Art by Alyssa Cerda.

Studio Ghibli is a Japanese film studio based in Tokyo. The studio is popular for its head director Hayao Miyazaki and his anime films that entertain people of all ages and portray unique, emotional stories. These films are award-winning works that have received accolates and acknowledgments from around the world, including Japanese Academy Prize for Animation of the Year in 2002 and 2003, Academy Award nominations, Academy Award for Best Animated feature film, and a Golden Bear. The films are originally in Japanese with subtitles or dubbed by Disney to be in English. Summer is the time to start your new binge-watching cycle and here are some animated magical films that could start you off.

Howl’s Moving Castle

In this fantasy film, both technology and magic make up the world around main characters Sophie and Howl. This film focuses on love, personal loyalty, and the destruction of war. Young Sophie is turned into an old woman by a witch’s curse. After the curse, Sophie grows closer to Howl, who is revealed to be a wizard, and notices aspects of her physical self are aging backward as she lives with him in his magical moving house. This one is filled with beautiful animations, socially aware concepts, and colorful characters.

Kiki’s Delivery Service

This film portrays both independence and reliance in teenage girls on Japan at the time. Young witch Kiki, along with her black cat named Jiji, leave home in order to properly train. Through her travels, she meets a geeky boy named Tombo. Kiki begins to work for another character named Osono and opens a witch delivery service where she finds her work to be challenging because she must fly around everywhere encountering obstacles. She grows closer to Tombo but drifts off because of intimidation of his friends but a realization makes her go back to him one day. Kiki’s life while traveling is then showed through works, depression, and the loss and gain of relationships.

Spirited Away

In this film, Chihiro, a ten-year-old girl, finds herself in a spirit world after her parents were turned into pigs as punishment for eating spirit food, the food of this world. She begins to work in the world to free her parents, and in doing so meets spirits that shape her identity. This film was a way to portray child labor and the lengths kids are put to alongside self-empowerment and love.

Princess Mononoke

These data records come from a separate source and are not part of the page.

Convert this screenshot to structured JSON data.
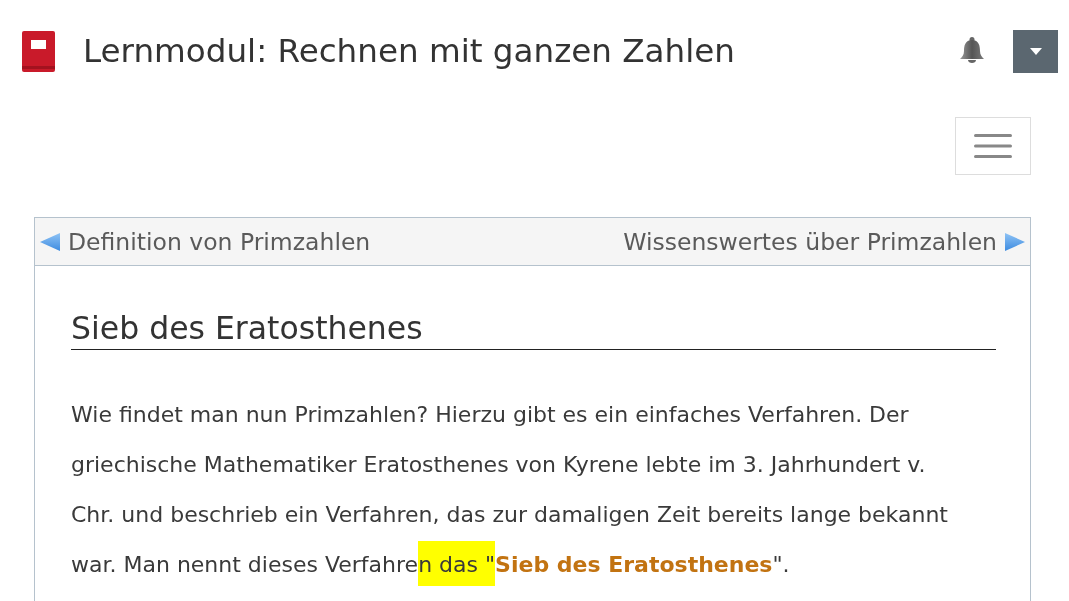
{
  "header": {
    "title": "Lernmodul: Rechnen mit ganzen Zahlen"
  },
  "navigation": {
    "previous": "Definition von Primzahlen",
    "next": "Wissenswertes über Primzahlen"
  },
  "content": {
    "heading": "Sieb des Eratosthenes",
    "paragraph": [
      {
        "kind": "text",
        "text": "Wie findet man nun Primzahlen? Hierzu gibt es ein einfaches Verfahren. Der griechische Mathematiker Eratosthenes von Kyrene lebte im 3. Jahrhundert v. Chr. und beschrieb ein Verfahren, das zur damaligen Zeit bereits lange bekannt war. Man nennt dieses Verfahre",
        "highlighted": false
      },
      {
        "kind": "text",
        "text": "n das \"",
        "highlighted": true
      },
      {
        "kind": "link",
        "text": "Sieb des Eratosthenes",
        "highlighted": false
      },
      {
        "kind": "text",
        "text": "\".",
        "highlighted": false
      }
    ]
  }
}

Miyazaki shows humans harmful impact on nature and its animals. Prince Ashitaka kills a demon to protect his village, but the demon is a protector of the forest which starts to lose its trees and plants. The prince’s village benefits from the cutting down in the forest. Princess Mononoke sees this and rises to protect nature. In hopes to understand the demon and the earth, Ashitaka finds that humans destructions of pollution and guns caused the demons to go crazy and fearful of humans. This film was the first to get international acclaim and paved the way for other Studio Ghibli film to follow suit. Unlike his other films, Miyazaki made this anime more mature and dark because of complex themes.

My Neighbor Totoro

In this Miyazaki film, two young sisters move into the countryside with their father while their mother stays in a hospital battling cancer. After moving, the sisters encounter the spirit Totoro who becomes a metaphor for their healing and grieving through their mom’s cancer. This film portrays strength and personal battles, specifically in children, and is a great way to end your Studio Ghibli marathon with it’s more childlike portrayal, simple plot, and feel good energy.